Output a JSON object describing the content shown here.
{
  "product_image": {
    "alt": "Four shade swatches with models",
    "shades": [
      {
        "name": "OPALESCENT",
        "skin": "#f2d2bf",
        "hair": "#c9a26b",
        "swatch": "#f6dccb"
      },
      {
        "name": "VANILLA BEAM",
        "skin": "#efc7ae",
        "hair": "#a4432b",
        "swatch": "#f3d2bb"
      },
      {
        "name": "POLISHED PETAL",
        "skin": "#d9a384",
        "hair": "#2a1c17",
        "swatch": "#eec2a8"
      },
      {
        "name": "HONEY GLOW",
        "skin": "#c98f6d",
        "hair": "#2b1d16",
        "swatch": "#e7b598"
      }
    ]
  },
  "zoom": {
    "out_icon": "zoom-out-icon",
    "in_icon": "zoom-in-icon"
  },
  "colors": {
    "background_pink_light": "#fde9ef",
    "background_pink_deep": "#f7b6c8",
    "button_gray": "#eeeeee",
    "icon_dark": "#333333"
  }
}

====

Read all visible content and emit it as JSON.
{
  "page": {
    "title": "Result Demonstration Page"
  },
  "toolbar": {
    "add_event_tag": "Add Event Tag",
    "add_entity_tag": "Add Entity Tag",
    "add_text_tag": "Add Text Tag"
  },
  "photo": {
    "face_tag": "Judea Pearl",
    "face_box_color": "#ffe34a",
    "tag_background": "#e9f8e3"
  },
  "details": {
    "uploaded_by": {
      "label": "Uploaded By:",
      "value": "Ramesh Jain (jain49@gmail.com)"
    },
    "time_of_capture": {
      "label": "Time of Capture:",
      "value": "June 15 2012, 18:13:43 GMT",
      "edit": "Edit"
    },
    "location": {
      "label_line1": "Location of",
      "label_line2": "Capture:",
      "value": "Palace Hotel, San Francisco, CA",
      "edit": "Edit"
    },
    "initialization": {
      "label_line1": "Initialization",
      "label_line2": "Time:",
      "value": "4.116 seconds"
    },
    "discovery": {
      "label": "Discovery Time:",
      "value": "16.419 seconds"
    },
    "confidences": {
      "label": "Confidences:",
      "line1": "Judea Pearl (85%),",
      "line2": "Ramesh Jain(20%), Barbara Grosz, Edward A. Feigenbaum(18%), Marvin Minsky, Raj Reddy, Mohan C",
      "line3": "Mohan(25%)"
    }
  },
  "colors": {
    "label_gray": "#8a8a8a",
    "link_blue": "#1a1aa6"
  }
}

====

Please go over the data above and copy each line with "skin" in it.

Exercise result:
        "skin": "#f2d2bf",
        "skin": "#efc7ae",
        "skin": "#d9a384",
        "skin": "#c98f6d",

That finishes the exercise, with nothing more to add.